All this stops, however, when the natural state of the child goes from motionless slug to some sort of crawling demon that is connected to the speed force. It is at this point that gaming truly becomes a secondary consideration. Controllers are objects that exist only to be slobbered on, game discs become rolling toys and the “bing” a console makes when turned on and off becomes a child’s favourite sound. It is honestly amazing how fascinating toddlers find anything related to games. They want to throw them, drool on them, suck on them, even chew on them. Literally anything, so long it’s not what the thing was actually designed for. I even tried tricking the kids by leaving old, broken controllers and games from two generations ago lying around, but they were not to be fooled with such a simple ruse. They had a sixth sense regarding these things and knew where my latest game or favourite controller was at all times, and they had to have that item at any cost. Have you ever seen a copy of a $100 dollar video game become nothing more than a slightly munched frisbee? It isn’t a pretty sight.
I would love to provide some hints as to how to fit in some serious gaming time during this part of a child’s life, but all I have is wait until they are asleep and expect to get interrupted. A lot. Even though it didn’t exist when my kids were growing up, I feel like the Nintendo Switch would be the perfect console for a parent in this situation. Plenty of short, bite-sized experiences with the best instant pause/resume function of any system. Baby cries? Game goes on standby; baby gets into the cupboard? Leave your console on the sofa for a moment; you hear the toilet flush even though you swear there is no way the little gremlin could possibly reach the button? Drop the Switch and run.
But I digress. This time period is a tough one if you are intent on getting any serious game time in. My suggestion? Just play what you can, when you can and be thankful for it. If you have any grander plans then they’ll likely just end up in the trash.
‘How did I handle this period?’ I’m glad you asked! Well, I did the opposite of everything I suggested above. Not only did I continue to try and spend some serious time with videogames, but I also started to write about them. Yes, I started reviewing games at this time in my life.

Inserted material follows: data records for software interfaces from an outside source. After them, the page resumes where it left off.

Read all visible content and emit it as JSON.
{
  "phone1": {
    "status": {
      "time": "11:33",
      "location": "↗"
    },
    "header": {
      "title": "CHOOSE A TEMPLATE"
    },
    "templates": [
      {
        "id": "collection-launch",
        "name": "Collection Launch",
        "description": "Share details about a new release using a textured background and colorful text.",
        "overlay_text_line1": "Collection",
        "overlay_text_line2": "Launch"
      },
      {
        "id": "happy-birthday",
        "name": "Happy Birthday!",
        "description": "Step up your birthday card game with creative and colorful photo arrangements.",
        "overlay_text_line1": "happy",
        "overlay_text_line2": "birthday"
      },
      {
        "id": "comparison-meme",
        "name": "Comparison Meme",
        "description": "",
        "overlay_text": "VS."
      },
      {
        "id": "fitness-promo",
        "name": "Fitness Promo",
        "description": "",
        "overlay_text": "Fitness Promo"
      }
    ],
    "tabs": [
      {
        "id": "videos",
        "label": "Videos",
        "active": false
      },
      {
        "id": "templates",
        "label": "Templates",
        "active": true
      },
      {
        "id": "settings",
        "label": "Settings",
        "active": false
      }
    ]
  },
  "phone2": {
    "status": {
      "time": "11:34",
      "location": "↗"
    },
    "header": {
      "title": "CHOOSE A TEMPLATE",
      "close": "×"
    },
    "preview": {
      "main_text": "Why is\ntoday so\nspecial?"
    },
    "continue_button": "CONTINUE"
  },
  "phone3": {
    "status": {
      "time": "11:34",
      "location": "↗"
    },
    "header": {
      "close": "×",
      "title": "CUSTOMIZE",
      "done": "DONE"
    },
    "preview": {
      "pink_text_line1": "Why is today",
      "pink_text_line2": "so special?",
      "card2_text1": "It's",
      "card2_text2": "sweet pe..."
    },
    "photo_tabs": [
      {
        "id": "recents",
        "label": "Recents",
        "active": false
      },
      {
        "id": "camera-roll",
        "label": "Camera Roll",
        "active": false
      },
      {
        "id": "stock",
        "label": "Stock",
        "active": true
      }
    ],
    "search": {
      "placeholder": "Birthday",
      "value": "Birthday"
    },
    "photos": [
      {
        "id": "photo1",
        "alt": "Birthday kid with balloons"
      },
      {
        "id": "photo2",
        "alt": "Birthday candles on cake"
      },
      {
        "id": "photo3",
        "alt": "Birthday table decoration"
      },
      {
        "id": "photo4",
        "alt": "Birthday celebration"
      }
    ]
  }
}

Coincidentally, this was around the time that I started going to sleep around midnight (a habit that continues to this day). This was the beginning of everything games media related in my life, and it has led to me writing a long-form feature where I pretend not to be clueless and hope that I might be able to help people who are slightly more clueless than I am. The classic “do as I say not as I do” parenting line comes to mind here and if nothing else, please trust me when I say this much: just enjoy the time. It is precious, and personal goals are somehow less important with little ones crawling (and drooling and burping and pooping) around.
Keep your eyes open for Chapter 3 – Junior Gaming, coming in two weeks time. You can catch Chapter 1 – The Wonder Years here:

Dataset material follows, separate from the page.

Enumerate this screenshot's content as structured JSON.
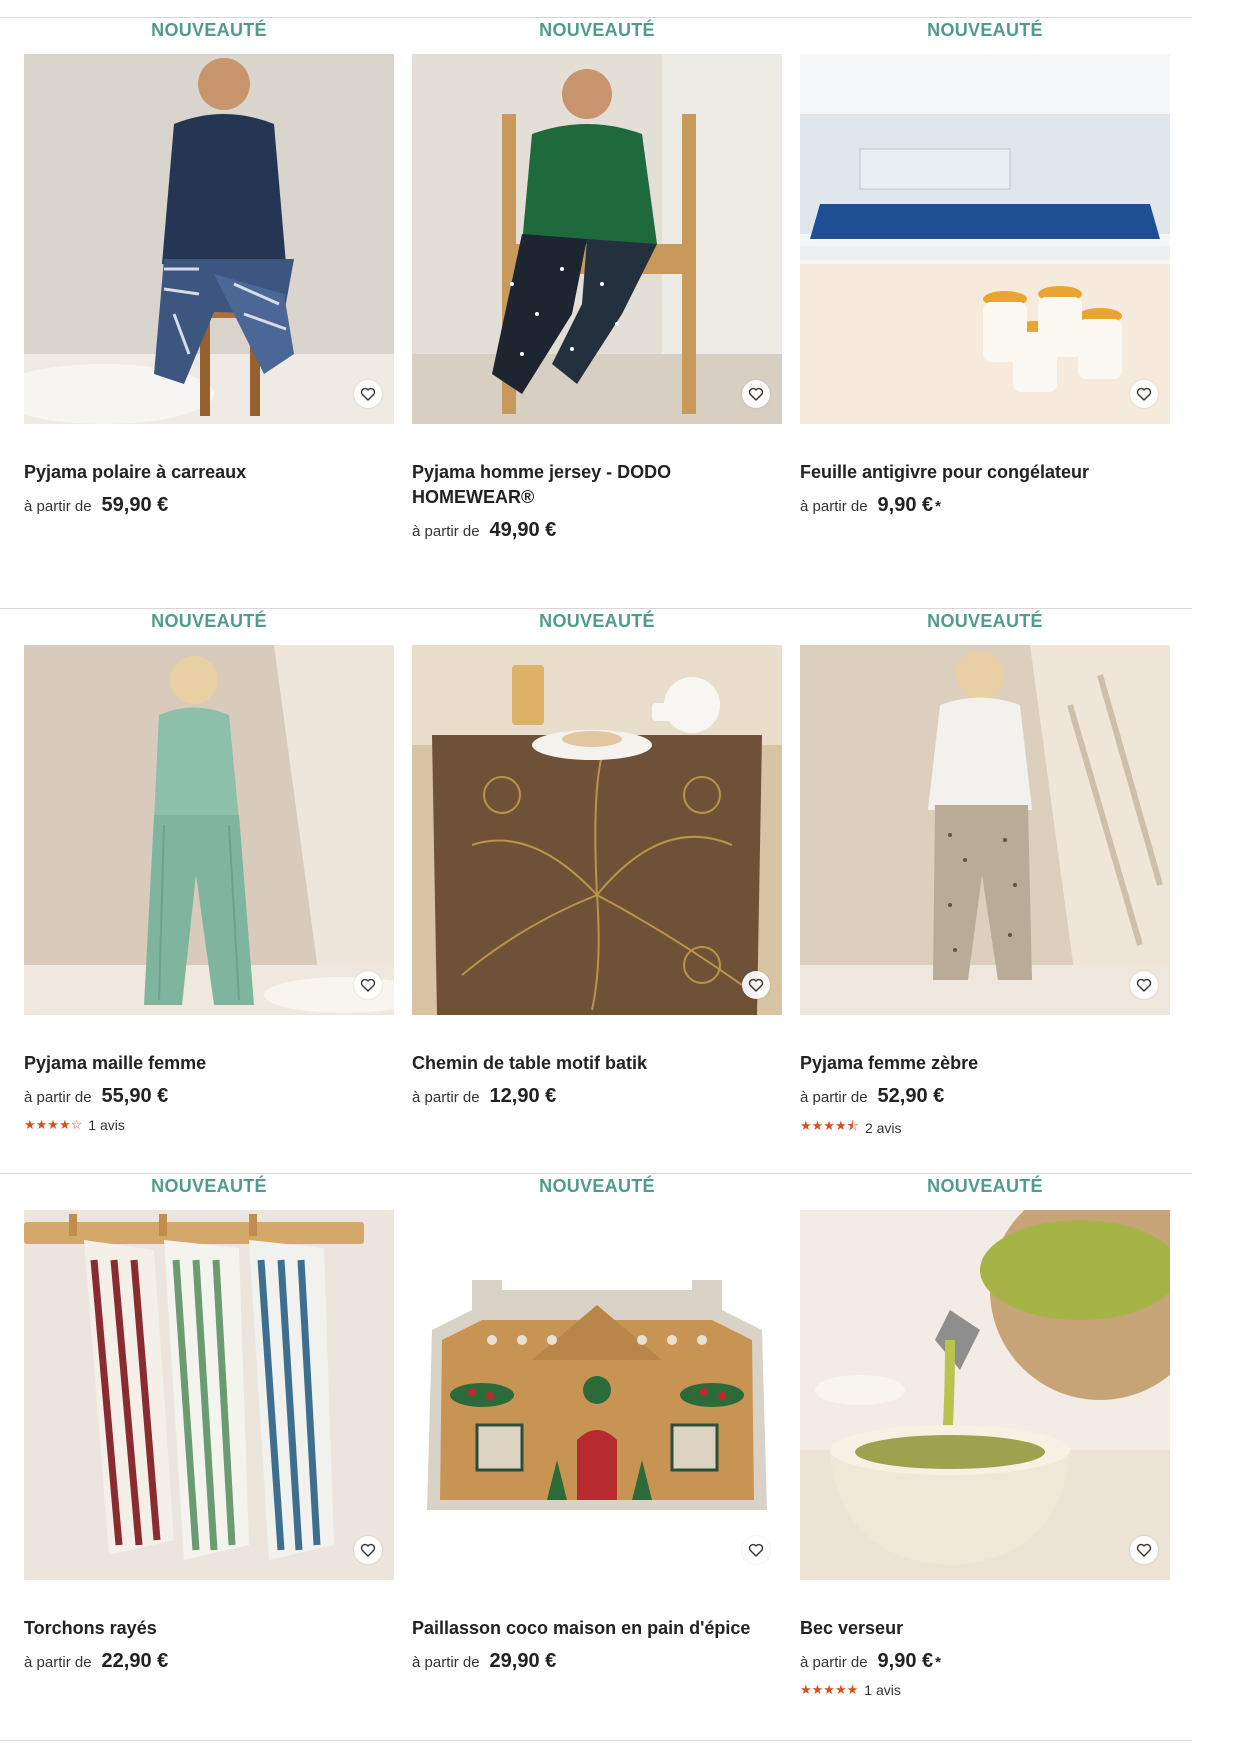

Thanks again to Tim Henderson for his timely and sage copy edits.
Dad, Gamer, Writer, Husband all rolled into one big ball of random matter.
Editor of Player 2, Matt spends his time yelling at strangers as they walk past, imploring them to visit Player 2. Sadly this tactic hasn’t yielded any significant results but he keeps on trying regardless.
Writes on Ngunnawal land.